Held in MC-4063, on 2018-11-05, at 5:30 pm.


This talk was cancelled. The material for the talk can be found here.


BBC micro:bit ( was introduced in 2015 and has since become popular with educators and hobbyists.

Micro:bit uses an ARM Cortex M0 processor running the "mbed" OS/runtime ( It has a built in LED 7x7 array, two buttons, compass, accelerometer, infra red transceivers, and low power wireless communication. Most importantly, it has multiple analog and digital pins to connect to the external world.

Web based tools compile gui/blocks, javascript, or python to executable (HEX) files that run on the device. The device appears as a USB drive. It is programmed by copying (dragging) the HEX image to the device. Once programmed, the device runs standalone and communicates with the the host computer via a serial port API.

All of this is great fun and a gateway into electronics and real time programming.
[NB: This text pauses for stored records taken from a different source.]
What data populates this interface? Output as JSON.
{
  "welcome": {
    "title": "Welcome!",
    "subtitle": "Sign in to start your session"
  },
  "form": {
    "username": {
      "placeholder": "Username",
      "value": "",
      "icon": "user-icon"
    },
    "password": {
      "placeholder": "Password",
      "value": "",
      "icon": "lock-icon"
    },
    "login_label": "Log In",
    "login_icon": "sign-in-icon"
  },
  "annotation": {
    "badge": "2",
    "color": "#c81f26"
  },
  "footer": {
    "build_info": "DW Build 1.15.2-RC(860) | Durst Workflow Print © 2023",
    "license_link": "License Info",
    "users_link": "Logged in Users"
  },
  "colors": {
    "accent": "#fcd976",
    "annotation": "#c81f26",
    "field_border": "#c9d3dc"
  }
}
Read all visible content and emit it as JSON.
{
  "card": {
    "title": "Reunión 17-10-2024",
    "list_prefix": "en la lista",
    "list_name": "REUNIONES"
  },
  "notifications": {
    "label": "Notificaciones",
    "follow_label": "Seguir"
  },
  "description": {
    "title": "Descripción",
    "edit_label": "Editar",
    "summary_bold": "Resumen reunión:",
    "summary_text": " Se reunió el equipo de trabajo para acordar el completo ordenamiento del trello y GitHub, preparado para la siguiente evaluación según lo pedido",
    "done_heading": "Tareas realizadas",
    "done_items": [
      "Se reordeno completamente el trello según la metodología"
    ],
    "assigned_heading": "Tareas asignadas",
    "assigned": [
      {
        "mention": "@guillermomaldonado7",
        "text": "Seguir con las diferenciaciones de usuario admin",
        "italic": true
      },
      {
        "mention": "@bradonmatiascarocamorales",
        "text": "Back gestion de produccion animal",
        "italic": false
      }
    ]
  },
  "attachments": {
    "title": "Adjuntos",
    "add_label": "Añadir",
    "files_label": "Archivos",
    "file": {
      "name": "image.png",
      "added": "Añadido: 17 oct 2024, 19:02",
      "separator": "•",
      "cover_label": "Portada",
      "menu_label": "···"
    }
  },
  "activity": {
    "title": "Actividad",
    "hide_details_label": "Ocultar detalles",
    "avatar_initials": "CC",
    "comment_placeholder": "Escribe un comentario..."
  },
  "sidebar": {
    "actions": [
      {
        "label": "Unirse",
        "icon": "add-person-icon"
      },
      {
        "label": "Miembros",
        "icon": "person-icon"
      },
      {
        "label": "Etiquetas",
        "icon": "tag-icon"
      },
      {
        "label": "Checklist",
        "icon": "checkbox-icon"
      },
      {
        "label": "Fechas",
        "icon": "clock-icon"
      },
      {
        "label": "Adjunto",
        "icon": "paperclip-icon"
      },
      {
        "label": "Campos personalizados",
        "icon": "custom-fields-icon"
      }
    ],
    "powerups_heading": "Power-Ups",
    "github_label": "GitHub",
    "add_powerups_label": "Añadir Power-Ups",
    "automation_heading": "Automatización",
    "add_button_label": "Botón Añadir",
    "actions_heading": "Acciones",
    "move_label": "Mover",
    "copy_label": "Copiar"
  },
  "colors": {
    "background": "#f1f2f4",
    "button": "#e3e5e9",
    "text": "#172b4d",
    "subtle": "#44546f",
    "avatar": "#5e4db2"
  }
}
In this talk I will present a brief introduction to micro:bit, electronics, and electronic signal measurement (voltmeter, function generator, oscilloscope).

We will measure the run time performance of the micro:bit, in particular the operation of the analog inputs and outputs and the response time/latency of the device and consider its suitability for user interface, music and audio projects.


Richard Mann is Associate Professor in Computer Science. His research is in AI, Sound/Audio, Acoustics, and Electro/acoustic measurement. Details at

In W19 I will teach: CS489 -- Advanced topics, Computational Sound and Audio. This is a project-based course (no final).

I am also looking for URA students in the Sound/Audio area.